■ What is being asked ■
All entries must be extracted exactly, with nothing added or dropped.

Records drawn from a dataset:
---

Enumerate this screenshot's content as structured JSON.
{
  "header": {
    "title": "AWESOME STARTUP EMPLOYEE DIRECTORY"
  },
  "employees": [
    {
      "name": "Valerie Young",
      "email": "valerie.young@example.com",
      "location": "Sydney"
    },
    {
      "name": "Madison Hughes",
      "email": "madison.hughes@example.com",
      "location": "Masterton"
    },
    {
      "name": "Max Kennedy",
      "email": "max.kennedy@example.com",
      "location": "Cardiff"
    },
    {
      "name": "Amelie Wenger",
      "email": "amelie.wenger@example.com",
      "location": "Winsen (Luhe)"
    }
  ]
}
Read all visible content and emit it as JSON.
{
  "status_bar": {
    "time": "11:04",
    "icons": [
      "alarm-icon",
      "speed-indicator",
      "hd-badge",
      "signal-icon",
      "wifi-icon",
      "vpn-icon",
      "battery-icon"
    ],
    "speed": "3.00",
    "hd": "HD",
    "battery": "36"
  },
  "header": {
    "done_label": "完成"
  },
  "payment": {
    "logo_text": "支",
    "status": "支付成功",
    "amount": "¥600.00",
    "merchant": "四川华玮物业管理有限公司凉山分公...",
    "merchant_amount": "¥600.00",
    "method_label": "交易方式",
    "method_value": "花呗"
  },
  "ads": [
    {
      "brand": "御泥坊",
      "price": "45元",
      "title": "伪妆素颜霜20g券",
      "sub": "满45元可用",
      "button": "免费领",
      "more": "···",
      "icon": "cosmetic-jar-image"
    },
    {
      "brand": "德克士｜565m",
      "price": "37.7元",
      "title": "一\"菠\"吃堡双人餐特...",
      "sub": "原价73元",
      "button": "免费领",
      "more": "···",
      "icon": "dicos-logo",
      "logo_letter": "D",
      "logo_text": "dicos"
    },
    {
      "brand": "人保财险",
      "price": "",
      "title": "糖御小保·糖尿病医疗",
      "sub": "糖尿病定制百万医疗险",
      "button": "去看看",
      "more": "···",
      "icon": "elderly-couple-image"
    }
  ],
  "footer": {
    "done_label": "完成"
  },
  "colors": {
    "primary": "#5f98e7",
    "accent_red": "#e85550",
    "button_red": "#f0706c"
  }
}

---

■ Solved problem ■
Enumerate this screenshot's content as structured JSON.
{
  "header": {
    "title": "AWESOME STARTUP EMPLOYEE DIRECTORY"
  },
  "employees": [
    {
      "name": "Valerie Young",
      "email": "valerie.young@example.com",
      "location": "Sydney"
    },
    {
      "name": "Madison Hughes",
      "email": "madison.hughes@example.com",
      "location": "Masterton"
    },
    {
      "name": "Max Kennedy",
      "email": "max.kennedy@example.com",
      "location": "Cardiff"
    },
    {
      "name": "Amelie Wenger",
      "email": "amelie.wenger@example.com",
      "location": "Winsen (Luhe)"
    }
  ]
}
Read all visible content and emit it as JSON.
{
  "status_bar": {
    "time": "11:04",
    "icons": [
      "alarm-icon",
      "speed-indicator",
      "hd-badge",
      "signal-icon",
      "wifi-icon",
      "vpn-icon",
      "battery-icon"
    ],
    "speed": "3.00",
    "hd": "HD",
    "battery": "36"
  },
  "header": {
    "done_label": "完成"
  },
  "payment": {
    "logo_text": "支",
    "status": "支付成功",
    "amount": "¥600.00",
    "merchant": "四川华玮物业管理有限公司凉山分公...",
    "merchant_amount": "¥600.00",
    "method_label": "交易方式",
    "method_value": "花呗"
  },
  "ads": [
    {
      "brand": "御泥坊",
      "price": "45元",
      "title": "伪妆素颜霜20g券",
      "sub": "满45元可用",
      "button": "免费领",
      "more": "···",
      "icon": "cosmetic-jar-image"
    },
    {
      "brand": "德克士｜565m",
      "price": "37.7元",
      "title": "一\"菠\"吃堡双人餐特...",
      "sub": "原价73元",
      "button": "免费领",
      "more": "···",
      "icon": "dicos-logo",
      "logo_letter": "D",
      "logo_text": "dicos"
    },
    {
      "brand": "人保财险",
      "price": "",
      "title": "糖御小保·糖尿病医疗",
      "sub": "糖尿病定制百万医疗险",
      "button": "去看看",
      "more": "···",
      "icon": "elderly-couple-image"
    }
  ],
  "footer": {
    "done_label": "完成"
  },
  "colors": {
    "primary": "#5f98e7",
    "accent_red": "#e85550",
    "button_red": "#f0706c"
  }
}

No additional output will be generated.